  • Canned pumpkin: 1-2 Tbsp per can of food
  • Psyllium husk: a pinch up to a tsp added to meals

 

Canned Food for constipated cats

Encourage your constipated cat to eat canned food. Read this blog post about: Tips for changing your cat's food when you have a picky eater

 

Time To Go To The Veterinarian

 

What will my vet do for my constipated cat?

Some cats with constipation related to a medical condition may need a prescription or veterinary advice on how to use a laxative like polyethylene glycol/Miralax for the long term or a medication like Cisapride to help stimulate the motility of the intestinal tract. I am not a fan of lactulose as cats tend to hate it when you try to syringe it down, and you have to give a very large volume frequently for it to work.

Just like us, our feline friends thrive best with a balanced diet, adequate hydration, and regular exercise. This is where our Holistic Vet Blend products come into play. Crafted with quality ingredients and aimed at healthy digestion and promoting overall health, these products help maintain a regular digestive rhythm in your cat.

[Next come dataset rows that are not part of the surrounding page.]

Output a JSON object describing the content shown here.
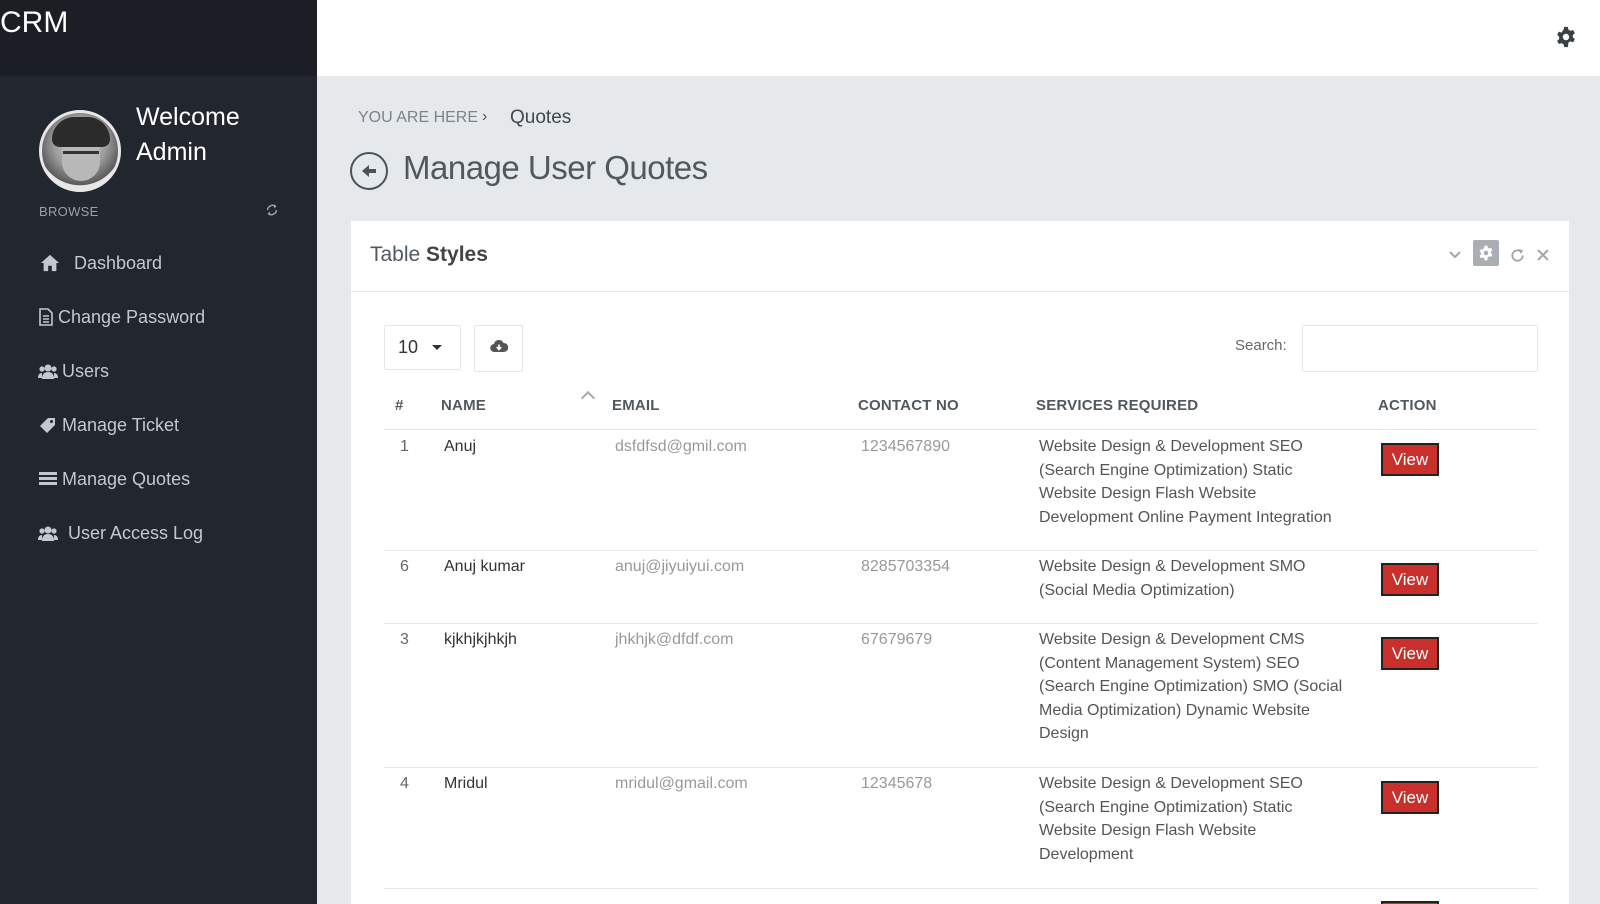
{
  "app": {
    "brand": "CRM"
  },
  "user": {
    "welcome_line1": "Welcome",
    "welcome_line2": "Admin"
  },
  "sidebar": {
    "browse_label": "BROWSE",
    "items": [
      {
        "label": "Dashboard",
        "icon": "home-icon"
      },
      {
        "label": "Change Password",
        "icon": "file-icon"
      },
      {
        "label": "Users",
        "icon": "users-icon"
      },
      {
        "label": "Manage Ticket",
        "icon": "tag-icon"
      },
      {
        "label": "Manage Quotes",
        "icon": "list-icon"
      },
      {
        "label": "User Access Log",
        "icon": "users-icon"
      }
    ]
  },
  "breadcrumb": {
    "here": "YOU ARE HERE",
    "separator": "›",
    "current": "Quotes"
  },
  "page": {
    "title": "Manage User Quotes"
  },
  "panel": {
    "title_light": "Table",
    "title_bold": "Styles",
    "page_length": "10",
    "search_label": "Search:",
    "search_value": ""
  },
  "table": {
    "headers": {
      "id": "#",
      "name": "NAME",
      "email": "EMAIL",
      "contact": "CONTACT NO",
      "services": "SERVICES REQUIRED",
      "action": "ACTION"
    },
    "view_label": "View",
    "rows": [
      {
        "id": "1",
        "name": "Anuj",
        "email": "dsfdfsd@gmil.com",
        "contact": "1234567890",
        "services": "Website Design & Development SEO (Search Engine Optimization) Static Website Design Flash Website Development Online Payment Integration"
      },
      {
        "id": "6",
        "name": "Anuj kumar",
        "email": "anuj@jiyuiyui.com",
        "contact": "8285703354",
        "services": "Website Design & Development SMO (Social Media Optimization)"
      },
      {
        "id": "3",
        "name": "kjkhjkjhkjh",
        "email": "jhkhjk@dfdf.com",
        "contact": "67679679",
        "services": "Website Design & Development CMS (Content Management System) SEO (Search Engine Optimization) SMO (Social Media Optimization) Dynamic Website Design"
      },
      {
        "id": "4",
        "name": "Mridul",
        "email": "mridul@gmail.com",
        "contact": "12345678",
        "services": "Website Design & Development SEO (Search Engine Optimization) Static Website Design Flash Website Development"
      }
    ]
  },
  "colors": {
    "sidebar": "#22262e",
    "accent_button": "#c9302c",
    "background": "#e5e9ec"
  }
}
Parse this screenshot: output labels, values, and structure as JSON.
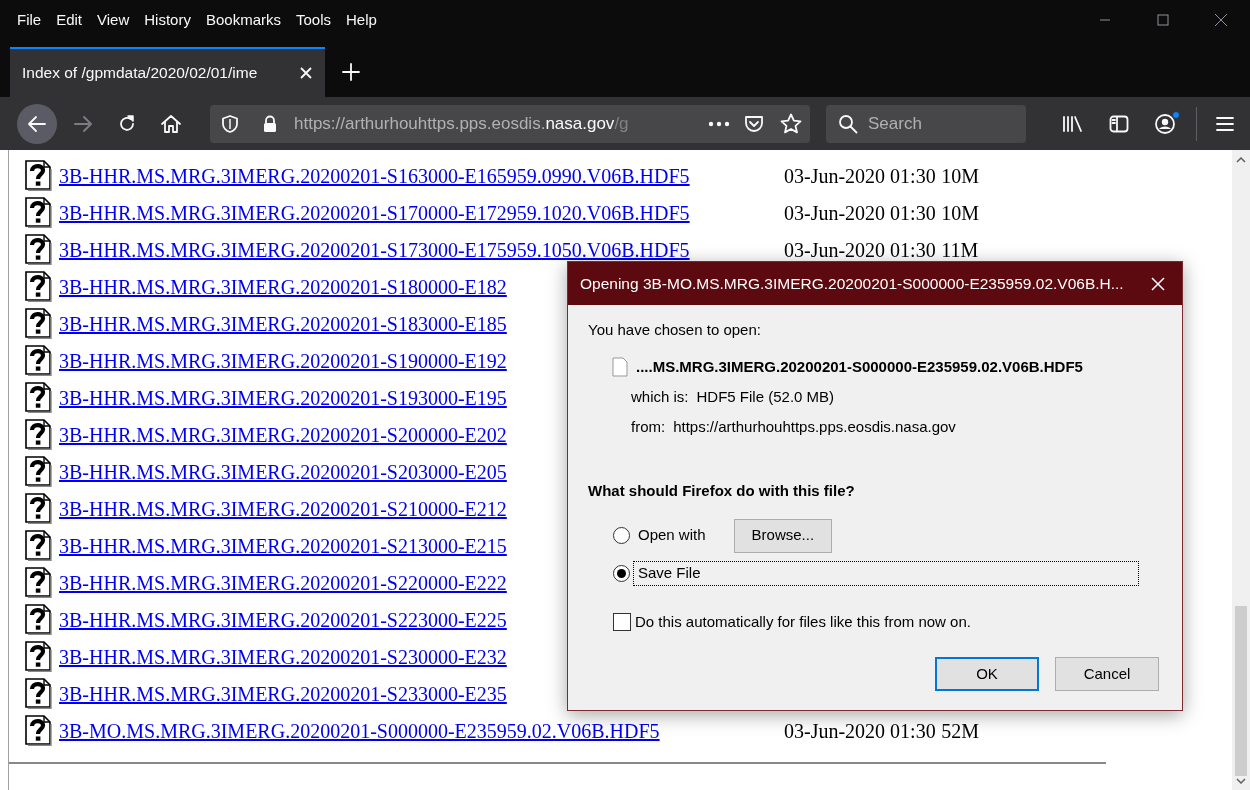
{
  "menu_bar": [
    {
      "label": "File"
    },
    {
      "label": "Edit"
    },
    {
      "label": "View"
    },
    {
      "label": "History"
    },
    {
      "label": "Bookmarks"
    },
    {
      "label": "Tools"
    },
    {
      "label": "Help"
    }
  ],
  "tabs": [
    {
      "title": "Index of /gpmdata/2020/02/01/ime",
      "selected": true
    }
  ],
  "toolbar": {
    "forward_disabled": true,
    "sync_notification": true
  },
  "url_bar": {
    "prefix": "https://arthurhouhttps.pps.eosdis.",
    "domain": "nasa.gov",
    "suffix": "/g"
  },
  "search": {
    "placeholder": "Search"
  },
  "listing": [
    {
      "name": "3B-HHR.MS.MRG.3IMERG.20200201-S163000-E165959.0990.V06B.HDF5",
      "modified": "03-Jun-2020 01:30",
      "size": "10M"
    },
    {
      "name": "3B-HHR.MS.MRG.3IMERG.20200201-S170000-E172959.1020.V06B.HDF5",
      "modified": "03-Jun-2020 01:30",
      "size": "10M"
    },
    {
      "name": "3B-HHR.MS.MRG.3IMERG.20200201-S173000-E175959.1050.V06B.HDF5",
      "modified": "03-Jun-2020 01:30",
      "size": "11M"
    },
    {
      "name": "3B-HHR.MS.MRG.3IMERG.20200201-S180000-E182"
    },
    {
      "name": "3B-HHR.MS.MRG.3IMERG.20200201-S183000-E185"
    },
    {
      "name": "3B-HHR.MS.MRG.3IMERG.20200201-S190000-E192"
    },
    {
      "name": "3B-HHR.MS.MRG.3IMERG.20200201-S193000-E195"
    },
    {
      "name": "3B-HHR.MS.MRG.3IMERG.20200201-S200000-E202"
    },
    {
      "name": "3B-HHR.MS.MRG.3IMERG.20200201-S203000-E205"
    },
    {
      "name": "3B-HHR.MS.MRG.3IMERG.20200201-S210000-E212"
    },
    {
      "name": "3B-HHR.MS.MRG.3IMERG.20200201-S213000-E215"
    },
    {
      "name": "3B-HHR.MS.MRG.3IMERG.20200201-S220000-E222"
    },
    {
      "name": "3B-HHR.MS.MRG.3IMERG.20200201-S223000-E225"
    },
    {
      "name": "3B-HHR.MS.MRG.3IMERG.20200201-S230000-E232"
    },
    {
      "name": "3B-HHR.MS.MRG.3IMERG.20200201-S233000-E235"
    },
    {
      "name": "3B-MO.MS.MRG.3IMERG.20200201-S000000-E235959.02.V06B.HDF5",
      "modified": "03-Jun-2020 01:30",
      "size": "52M"
    }
  ],
  "dialog": {
    "title": "Opening 3B-MO.MS.MRG.3IMERG.20200201-S000000-E235959.02.V06B.H...",
    "intro": "You have chosen to open:",
    "file_name": "....MS.MRG.3IMERG.20200201-S000000-E235959.02.V06B.HDF5",
    "type_label": "which is:",
    "type_value": "HDF5 File (52.0 MB)",
    "from_label": "from:",
    "from_value": "https://arthurhouhttps.pps.eosdis.nasa.gov",
    "question": "What should Firefox do with this file?",
    "options": [
      {
        "label": "Open with",
        "selected": false,
        "focused": false,
        "button": {
          "label": "Browse..."
        }
      },
      {
        "label": "Save File",
        "selected": true,
        "focused": true
      }
    ],
    "remember": {
      "label": "Do this automatically for files like this from now on.",
      "checked": false
    },
    "buttons": [
      {
        "label": "OK",
        "default": true
      },
      {
        "label": "Cancel",
        "default": false
      }
    ]
  }
}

Remember, fewer than three bowel movements per week could indicate a problem like constipation. If you notice any irregularities or changes in your cat's bowel movements, it's always best to consult with your vet. Let's work together to keep our pets healthy and happy!

As a holistic veterinarian, I believe in the power of preventive health care and proper nutrition. Holistic Vet Blend has Psyllium added to the nutrient premix to facilitate digestion by providing soluble, fermentable fiber for a healthy microbiome. The Holistic Vet Blend Feline Senior formula also has increased B vitamin levels as seniors tend to be deficient. B vitamins have been known to assist with digestion and metabolism. There are also optional add-ins to the recipe, such as pumpkin, winter squash, and vegetables such as spinach, kale, and parsley, which provide fiber. When you make your own cat food, you can add additional liquid to ensure hydration. You can download a free mini cookbook here for a description of the blend and some recipes.

 

 

With the right knowledge and tools at hand, we can ensure our feline friends lead healthy, comfortable lives. A constipated cat is an uncomfortable cat. Treating any underlying cause of constipation and feeding a healthy wet diet will benefit cats and keep them as healthy and comfortable as possible.

Hi! I'm Dr, Dody, DVM.

Passionate about animal welfare, I dedicated my life to helping animals from a young age. After years of traditional medicine, I discovered a lack of dietary options for optimal health. Combining my experience in both traditional and holistic care, I created Holistic Vet Blend® to empower consumers in choosing healthy ingredients and provide essential nutrients. As a seasoned veterinarian and thought leader, I advocate for a personalized approach to improve pets' lives. We support you in curating your pet's bowl, monitoring their progress, and offering the latest recommendations as their needs change.

Together, let's redefine pet care with love and attention.